We report the characterization of the molecular properties and EPR studies of a new formate dehydrogenase (FDH) from the sulfate-reducing organism Desulfovibrio alaskensis NCIMB 13491. FDHs are enzymes that catalyze the two-electron oxidation of formate to carbon dioxide in several aerobic and anaerobic organisms. D. alaskensis FDH is a heterodimeric protein with a molecular weight of 126 ± 2 kDa composed of two subunits, α = 93 ± 3 kDa and β = 32 ± 2 kDa, which contains 6 ± 1 Fe/molecule, 0.4 ± 0.1 Mo/molecule, 0.3 ± 0.1 W/molecule, and 1.3 ± 0.1 guanine monophosphate nucleotides. The UV-vis absorption spectrum of D. alaskensis FDH is typical of an iron-sulfur protein with a broad band around 400 nm. Variable-temperature EPR studies performed on reduced samples of D. alaskensis FDH showed the presence of signals associated with the different paramagnetic centers of D. alaskensis FDH. Three rhombic signals having g-values and relaxation behavior characteristic of [4Fe-4S] clusters were observed in the 5-40 K temperature range. Two EPR signals with all the g-values less than two, which accounted for less than 0.1 spin/protein, typical of mononuclear Mo(V) and W(V), respectively, were observed. The signal associated with the W(V) ion has a larger deviation from the free electron g-value, as expected for tungsten in a d1 configuration, albeit with an unusual relaxation behavior. The EPR parameters of the Mo(V) signal are within the range of values typically found for the slow-type signal observed in several Mo-containing proteins belonging to the xanthine oxidase family of enzymes. Mo(V) resonances are split at temperatures below 50 K by magnetic coupling with one of the Fe/S clusters. The analysis of the inter-center magnetic interaction allowed us to assign the EPR-distinguishable iron-sulfur clusters with those seen in the crystal structure of a homologous enzyme.

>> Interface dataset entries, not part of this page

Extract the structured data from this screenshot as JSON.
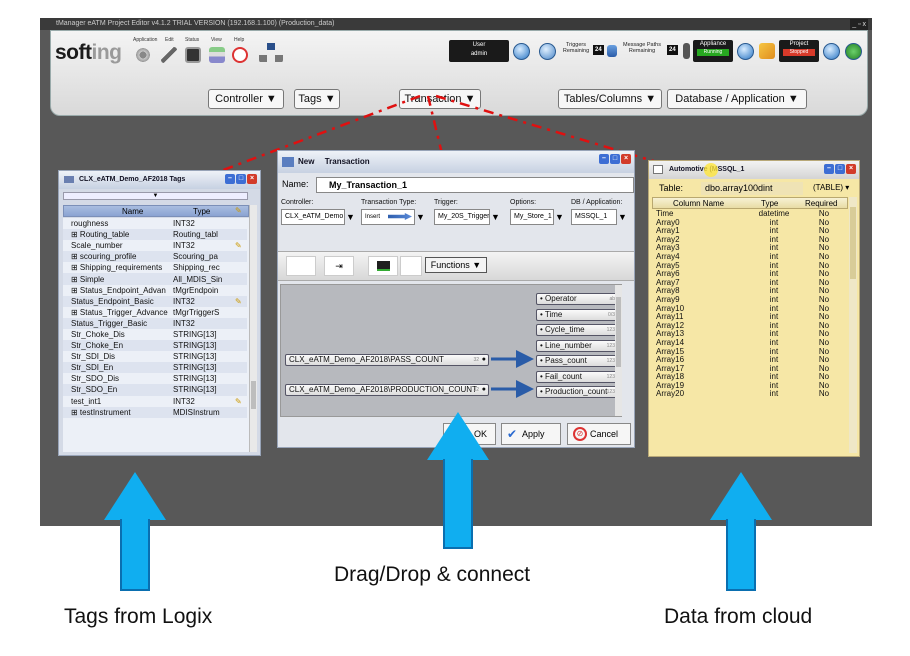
{
  "window": {
    "title": "tManager eATM Project Editor v4.1.2 TRIAL VERSION (192.168.1.100) (Production_data)",
    "controls": "_ ▫ x"
  },
  "toolbar": {
    "logo_main": "soft",
    "logo_tail": "ing",
    "icons": [
      {
        "label": "Application",
        "icon": "gear-icon"
      },
      {
        "label": "Edit",
        "icon": "pencil-icon"
      },
      {
        "label": "Status",
        "icon": "status-icon"
      },
      {
        "label": "View",
        "icon": "view-icon"
      },
      {
        "label": "Help",
        "icon": "help-icon"
      }
    ],
    "user_label": "User",
    "user_value": "admin",
    "triggers_label": "Triggers Remaining",
    "triggers_value": "24",
    "message_paths_label": "Message Paths Remaining",
    "message_paths_value": "24",
    "appliance_label": "Appliance",
    "appliance_status": "Running",
    "project_label": "Project",
    "project_status": "Stopped",
    "accent": "#1f6fc5",
    "running_color": "#27a820",
    "stopped_color": "#d83a2a"
  },
  "menu": {
    "controller": "Controller ▼",
    "tags": "Tags ▼",
    "transaction": "Transaction ▼",
    "tables_columns": "Tables/Columns ▼",
    "database_application": "Database / Application ▼"
  },
  "tags_panel": {
    "title": "CLX_eATM_Demo_AF2018 Tags",
    "col_name": "Name",
    "col_type": "Type",
    "rows": [
      {
        "name": "roughness",
        "type": "INT32"
      },
      {
        "name": "⊞ Routing_table",
        "type": "Routing_tabl"
      },
      {
        "name": "Scale_number",
        "type": "INT32"
      },
      {
        "name": "⊞ scouring_profile",
        "type": "Scouring_pa"
      },
      {
        "name": "⊞ Shipping_requirements",
        "type": "Shipping_rec"
      },
      {
        "name": "⊞ Simple",
        "type": "All_MDIS_Sin"
      },
      {
        "name": "⊞ Status_Endpoint_Advan",
        "type": "tMgrEndpoin"
      },
      {
        "name": "Status_Endpoint_Basic",
        "type": "INT32"
      },
      {
        "name": "⊞ Status_Trigger_Advance",
        "type": "tMgrTriggerS"
      },
      {
        "name": "Status_Trigger_Basic",
        "type": "INT32"
      },
      {
        "name": "Str_Choke_Dis",
        "type": "STRING[13]"
      },
      {
        "name": "Str_Choke_En",
        "type": "STRING[13]"
      },
      {
        "name": "Str_SDI_Dis",
        "type": "STRING[13]"
      },
      {
        "name": "Str_SDI_En",
        "type": "STRING[13]"
      },
      {
        "name": "Str_SDO_Dis",
        "type": "STRING[13]"
      },
      {
        "name": "Str_SDO_En",
        "type": "STRING[13]"
      },
      {
        "name": "test_int1",
        "type": "INT32"
      },
      {
        "name": "⊞ testInstrument",
        "type": "MDISInstrum"
      }
    ]
  },
  "transaction": {
    "title_new": "New",
    "title": "Transaction",
    "name_label": "Name:",
    "name_value": "My_Transaction_1",
    "controller_label": "Controller:",
    "controller_value": "CLX_eATM_Demo",
    "type_label": "Transaction Type:",
    "type_value": "Insert",
    "trigger_label": "Trigger:",
    "trigger_value": "My_20S_Trigger",
    "options_label": "Options:",
    "options_value": "My_Store_1",
    "db_label": "DB / Application:",
    "db_value": "MSSQL_1",
    "functions_label": "Functions ▼",
    "source_1": "CLX_eATM_Demo_AF2018\\PASS_COUNT",
    "source_1_size": "32",
    "source_2": "CLX_eATM_Demo_AF2018\\PRODUCTION_COUNT",
    "source_2_size": "32",
    "columns": [
      {
        "name": "Operator",
        "size": "ab"
      },
      {
        "name": "Time",
        "size": "0/3"
      },
      {
        "name": "Cycle_time",
        "size": "123"
      },
      {
        "name": "Line_number",
        "size": "123"
      },
      {
        "name": "Pass_count",
        "size": "123"
      },
      {
        "name": "Fail_count",
        "size": "123"
      },
      {
        "name": "Production_count",
        "size": "123"
      }
    ],
    "ok": "OK",
    "apply": "Apply",
    "cancel": "Cancel"
  },
  "table_panel": {
    "title": "Automotive (MSSQL_1",
    "table_label": "Table:",
    "table_value": "dbo.array100dint",
    "table_kind": "(TABLE) ▾",
    "col_name": "Column Name",
    "col_type": "Type",
    "col_required": "Required",
    "rows": [
      {
        "name": "Time",
        "type": "datetime",
        "required": "No"
      },
      {
        "name": "Array0",
        "type": "int",
        "required": "No"
      },
      {
        "name": "Array1",
        "type": "int",
        "required": "No"
      },
      {
        "name": "Array2",
        "type": "int",
        "required": "No"
      },
      {
        "name": "Array3",
        "type": "int",
        "required": "No"
      },
      {
        "name": "Array4",
        "type": "int",
        "required": "No"
      },
      {
        "name": "Array5",
        "type": "int",
        "required": "No"
      },
      {
        "name": "Array6",
        "type": "int",
        "required": "No"
      },
      {
        "name": "Array7",
        "type": "int",
        "required": "No"
      },
      {
        "name": "Array8",
        "type": "int",
        "required": "No"
      },
      {
        "name": "Array9",
        "type": "int",
        "required": "No"
      },
      {
        "name": "Array10",
        "type": "int",
        "required": "No"
      },
      {
        "name": "Array11",
        "type": "int",
        "required": "No"
      },
      {
        "name": "Array12",
        "type": "int",
        "required": "No"
      },
      {
        "name": "Array13",
        "type": "int",
        "required": "No"
      },
      {
        "name": "Array14",
        "type": "int",
        "required": "No"
      },
      {
        "name": "Array15",
        "type": "int",
        "required": "No"
      },
      {
        "name": "Array16",
        "type": "int",
        "required": "No"
      },
      {
        "name": "Array17",
        "type": "int",
        "required": "No"
      },
      {
        "name": "Array18",
        "type": "int",
        "required": "No"
      },
      {
        "name": "Array19",
        "type": "int",
        "required": "No"
      },
      {
        "name": "Array20",
        "type": "int",
        "required": "No"
      }
    ]
  },
  "captions": {
    "left": "Tags from Logix",
    "center": "Drag/Drop & connect",
    "right": "Data from cloud"
  },
  "colors": {
    "arrow": "#10aef0",
    "dash": "#e01010",
    "cloud_panel": "#f6e7a6",
    "panel_bg": "#d4dae6"
  }
}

- Electron paramagnetic resonance
- Formate dehydrogenase
- Magnetic interactions
- Molybdenum-containing enzymes
- Tungsten-containing enzymes